A. People signing up for service now see a notice that they do not need to provide their credit card information at sign-up, and will not be billed for the credit monitoring service after the one-year period ends.
Q. What else should I do to keep identity thieves from using my name, Social Security number and other identifying information to open accounts?
A. Experts say consider freezing your credit report at the three main reporting bureaus – whether your data was exposed in the breach or not. A three-bureau freeze blocks access to your credit file, so thieves can’t open an account and run up debts under your name. It will also be difficult for you to apply for legitimate credit, without first unlocking the report. There are charges for the freeze, which vary from state to state. Here are links to the credit report freeze at Equifax, Experian and TransUnion.
Equifax has announced it will waive charges for credit freezes for U.S. consumers during the free enrollment period for its credit monitoring services – that is, until Nov. 21. It also said on Twitter that it will refund fees people paid for Equifax credit freezes since the breach was disclosed.

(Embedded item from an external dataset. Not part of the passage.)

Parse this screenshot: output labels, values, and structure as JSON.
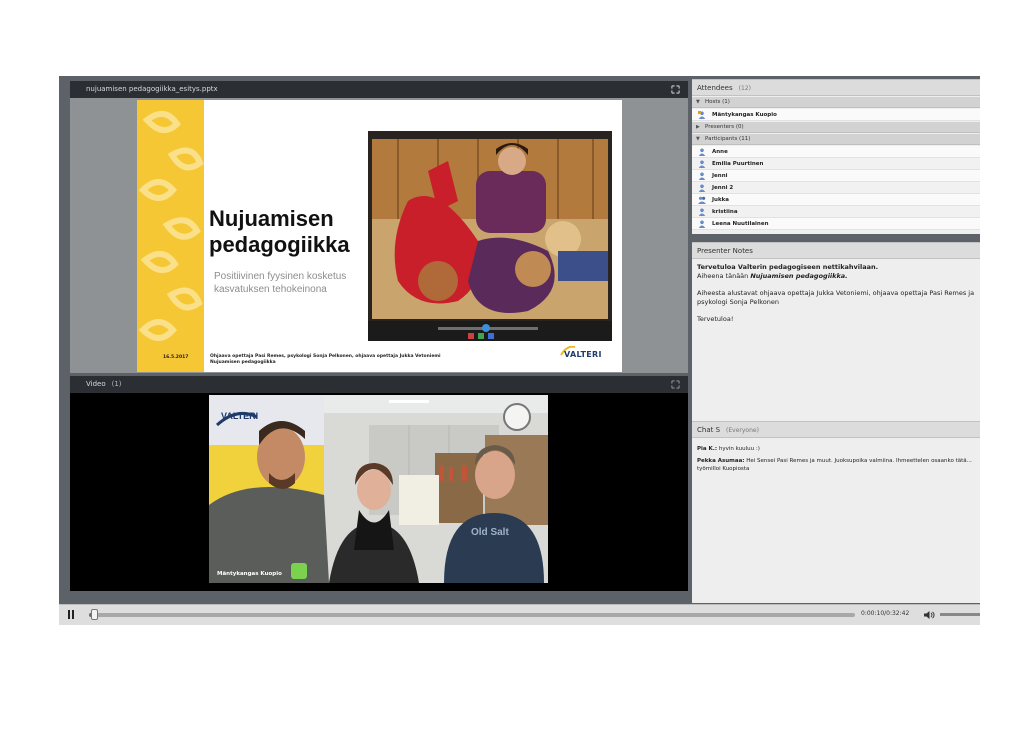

TransUnion, another big-three credit bureau, offers a lock on its credit reports as part of a free service called TrueIdentity. The service requires no credit card to begin, but users face multiple attempts to upsell them into other products.
Short of a freeze, routine measures will provide some protection, or at least inform you when ID theft has occurred. Everyone is entitled to check their full credit report from each of the big three bureaus once a year. Experts recommend to check one report every four months, to spread your monitoring effort out during the year. Get your free reports through AnnualCreditReport.com (you can also check your credit report for free at CreditCards.com.)
You can also set up a fraud alert at the credit bureaus to alert creditors that your identifying data has been hacked. This should cause lenders to contact you to confirm any applications for credit they receive are genuine.
Q. Will signing up for Equifax’s credit monitoring block me from getting payments from a classaction lawsuit against them?
Q. Apart from opening new accounts, what else can ID thieves do with data they got?
A. Experts say to file your taxes early as a precaution against tax return fraud. ID thieves may claim to be you and file a false tax return seeking federal benefits. Also, be on the watch for medical identity theft. In this scam, thieves get medical treatment and potentially insurance benefits by using your name. The FTC has information about spotting and fighting medical identity theft here.
Time to check statements, accounts regularly
While freezing your credit reports is the strongest protection from identity theft, its scope is limited to credit fraud such as new credit cards opened in your name, or the hijacking of existing accounts with new addresses and contact information. As data breaches become common, U.S. consumers should expect to devote more time to checking their transaction statements and protecting their accounts, Velazquez said. “It is definitely time for a national conversation about security versus convenience,” she said.
Editor’s note: this article has been updated to reflect Equifax’s statement that it will not charge people for credit monitoring at the end of the one-year free period. The company has also stated that it will not block people from joining lawsuits against Equifax if they take advantage of the free credit monitoring. A further update reflects Equifax’s statement that it will temporarily waive fees to freeze U.S. consumers’ credit reports. Another update notes the additional 2.5 million Americans whose information may have been exposed in the Equifax breach. The latest update includes reported figures on the number of driver’s licenses exposed and the number of class-action lawsuits filed.